* [Source data]:
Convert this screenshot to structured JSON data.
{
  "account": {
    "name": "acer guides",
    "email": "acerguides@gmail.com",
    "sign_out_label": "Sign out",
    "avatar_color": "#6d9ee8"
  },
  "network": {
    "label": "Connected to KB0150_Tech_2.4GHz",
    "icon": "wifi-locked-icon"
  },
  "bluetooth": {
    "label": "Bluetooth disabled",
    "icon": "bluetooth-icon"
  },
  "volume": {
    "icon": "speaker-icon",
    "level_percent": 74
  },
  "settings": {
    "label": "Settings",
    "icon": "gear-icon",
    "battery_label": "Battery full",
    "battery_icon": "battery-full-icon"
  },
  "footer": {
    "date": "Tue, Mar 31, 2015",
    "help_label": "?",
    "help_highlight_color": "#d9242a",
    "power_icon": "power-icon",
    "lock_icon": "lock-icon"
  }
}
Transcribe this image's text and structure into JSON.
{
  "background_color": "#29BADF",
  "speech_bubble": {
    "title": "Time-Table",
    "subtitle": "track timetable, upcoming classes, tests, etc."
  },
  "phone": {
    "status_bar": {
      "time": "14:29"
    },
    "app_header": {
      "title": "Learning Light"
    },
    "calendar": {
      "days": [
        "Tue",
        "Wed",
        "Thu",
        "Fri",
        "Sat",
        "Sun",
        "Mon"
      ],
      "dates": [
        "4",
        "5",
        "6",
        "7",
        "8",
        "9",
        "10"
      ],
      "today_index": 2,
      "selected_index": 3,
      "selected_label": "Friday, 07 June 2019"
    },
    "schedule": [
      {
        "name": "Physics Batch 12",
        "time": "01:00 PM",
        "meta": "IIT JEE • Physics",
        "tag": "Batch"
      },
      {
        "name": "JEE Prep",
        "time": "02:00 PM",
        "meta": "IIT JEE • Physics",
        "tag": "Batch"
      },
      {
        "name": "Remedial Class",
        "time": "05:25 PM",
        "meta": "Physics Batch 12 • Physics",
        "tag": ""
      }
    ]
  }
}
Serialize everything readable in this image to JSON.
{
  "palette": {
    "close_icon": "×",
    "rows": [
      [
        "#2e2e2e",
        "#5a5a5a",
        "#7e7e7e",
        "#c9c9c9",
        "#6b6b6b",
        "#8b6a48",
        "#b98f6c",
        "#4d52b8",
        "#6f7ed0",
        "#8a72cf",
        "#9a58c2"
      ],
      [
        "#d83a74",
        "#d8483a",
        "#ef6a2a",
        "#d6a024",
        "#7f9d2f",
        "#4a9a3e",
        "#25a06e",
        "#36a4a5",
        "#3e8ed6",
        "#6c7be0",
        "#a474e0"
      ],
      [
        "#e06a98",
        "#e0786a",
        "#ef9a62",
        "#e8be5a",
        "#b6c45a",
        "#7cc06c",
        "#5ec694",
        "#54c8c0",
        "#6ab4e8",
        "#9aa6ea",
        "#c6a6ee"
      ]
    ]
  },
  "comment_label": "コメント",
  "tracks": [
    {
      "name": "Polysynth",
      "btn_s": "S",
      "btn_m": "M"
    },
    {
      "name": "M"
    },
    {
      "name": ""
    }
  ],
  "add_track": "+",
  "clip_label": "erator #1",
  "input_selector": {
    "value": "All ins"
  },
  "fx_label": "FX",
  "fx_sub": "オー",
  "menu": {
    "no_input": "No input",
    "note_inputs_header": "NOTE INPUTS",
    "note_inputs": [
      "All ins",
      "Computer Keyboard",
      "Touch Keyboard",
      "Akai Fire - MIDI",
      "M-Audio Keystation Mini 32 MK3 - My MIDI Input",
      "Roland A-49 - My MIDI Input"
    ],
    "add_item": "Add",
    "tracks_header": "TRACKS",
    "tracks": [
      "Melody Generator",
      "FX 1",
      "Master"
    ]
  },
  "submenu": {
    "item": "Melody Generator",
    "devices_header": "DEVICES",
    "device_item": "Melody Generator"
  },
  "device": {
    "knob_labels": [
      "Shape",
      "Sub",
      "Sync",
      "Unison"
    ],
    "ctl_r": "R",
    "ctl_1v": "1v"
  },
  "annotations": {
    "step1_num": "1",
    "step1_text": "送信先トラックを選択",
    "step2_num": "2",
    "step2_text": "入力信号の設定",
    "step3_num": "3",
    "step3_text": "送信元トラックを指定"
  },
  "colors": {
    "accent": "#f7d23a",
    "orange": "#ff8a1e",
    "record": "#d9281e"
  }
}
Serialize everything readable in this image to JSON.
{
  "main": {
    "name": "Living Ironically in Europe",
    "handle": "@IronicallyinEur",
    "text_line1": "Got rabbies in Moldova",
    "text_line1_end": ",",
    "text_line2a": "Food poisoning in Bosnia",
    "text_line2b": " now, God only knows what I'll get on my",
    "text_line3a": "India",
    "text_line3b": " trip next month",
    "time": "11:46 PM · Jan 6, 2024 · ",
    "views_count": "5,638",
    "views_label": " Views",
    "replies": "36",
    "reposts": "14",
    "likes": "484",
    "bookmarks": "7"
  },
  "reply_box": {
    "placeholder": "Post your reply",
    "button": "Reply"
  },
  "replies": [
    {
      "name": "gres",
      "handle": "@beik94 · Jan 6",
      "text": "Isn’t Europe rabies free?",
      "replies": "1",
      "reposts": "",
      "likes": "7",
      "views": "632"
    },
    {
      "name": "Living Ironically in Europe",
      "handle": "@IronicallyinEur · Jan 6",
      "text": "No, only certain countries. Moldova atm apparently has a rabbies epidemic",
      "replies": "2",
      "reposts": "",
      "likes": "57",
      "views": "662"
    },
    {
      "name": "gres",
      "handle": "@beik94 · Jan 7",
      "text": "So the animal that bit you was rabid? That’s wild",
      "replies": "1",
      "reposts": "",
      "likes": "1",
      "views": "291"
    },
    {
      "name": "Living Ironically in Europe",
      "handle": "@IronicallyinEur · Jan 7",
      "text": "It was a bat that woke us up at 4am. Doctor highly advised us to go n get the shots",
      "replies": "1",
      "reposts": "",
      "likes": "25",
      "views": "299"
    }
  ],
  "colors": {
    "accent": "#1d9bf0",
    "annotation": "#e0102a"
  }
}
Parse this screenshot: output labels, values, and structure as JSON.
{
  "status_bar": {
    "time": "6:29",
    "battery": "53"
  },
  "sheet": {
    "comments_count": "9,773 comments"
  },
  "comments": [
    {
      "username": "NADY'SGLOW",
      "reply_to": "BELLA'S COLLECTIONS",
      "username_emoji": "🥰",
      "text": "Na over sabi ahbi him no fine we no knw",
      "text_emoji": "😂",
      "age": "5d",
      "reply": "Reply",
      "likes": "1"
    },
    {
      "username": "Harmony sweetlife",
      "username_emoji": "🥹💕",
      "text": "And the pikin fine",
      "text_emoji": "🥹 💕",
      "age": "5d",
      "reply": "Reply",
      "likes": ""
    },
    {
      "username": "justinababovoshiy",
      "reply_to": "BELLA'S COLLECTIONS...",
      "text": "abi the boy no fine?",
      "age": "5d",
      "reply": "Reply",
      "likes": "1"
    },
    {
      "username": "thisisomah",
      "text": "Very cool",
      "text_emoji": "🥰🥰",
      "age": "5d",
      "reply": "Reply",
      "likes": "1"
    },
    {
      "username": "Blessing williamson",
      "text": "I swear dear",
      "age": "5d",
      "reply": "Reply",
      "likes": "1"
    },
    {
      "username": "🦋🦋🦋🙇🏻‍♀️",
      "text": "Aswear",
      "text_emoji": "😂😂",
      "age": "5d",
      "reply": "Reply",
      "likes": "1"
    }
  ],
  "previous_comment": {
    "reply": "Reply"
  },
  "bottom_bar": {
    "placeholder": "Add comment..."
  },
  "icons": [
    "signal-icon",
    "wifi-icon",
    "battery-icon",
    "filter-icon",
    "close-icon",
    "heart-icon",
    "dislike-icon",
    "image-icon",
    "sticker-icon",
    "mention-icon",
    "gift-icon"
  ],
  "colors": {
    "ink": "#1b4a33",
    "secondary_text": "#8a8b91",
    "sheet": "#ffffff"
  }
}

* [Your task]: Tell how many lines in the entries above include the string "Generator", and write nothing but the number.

* [Your response]: 3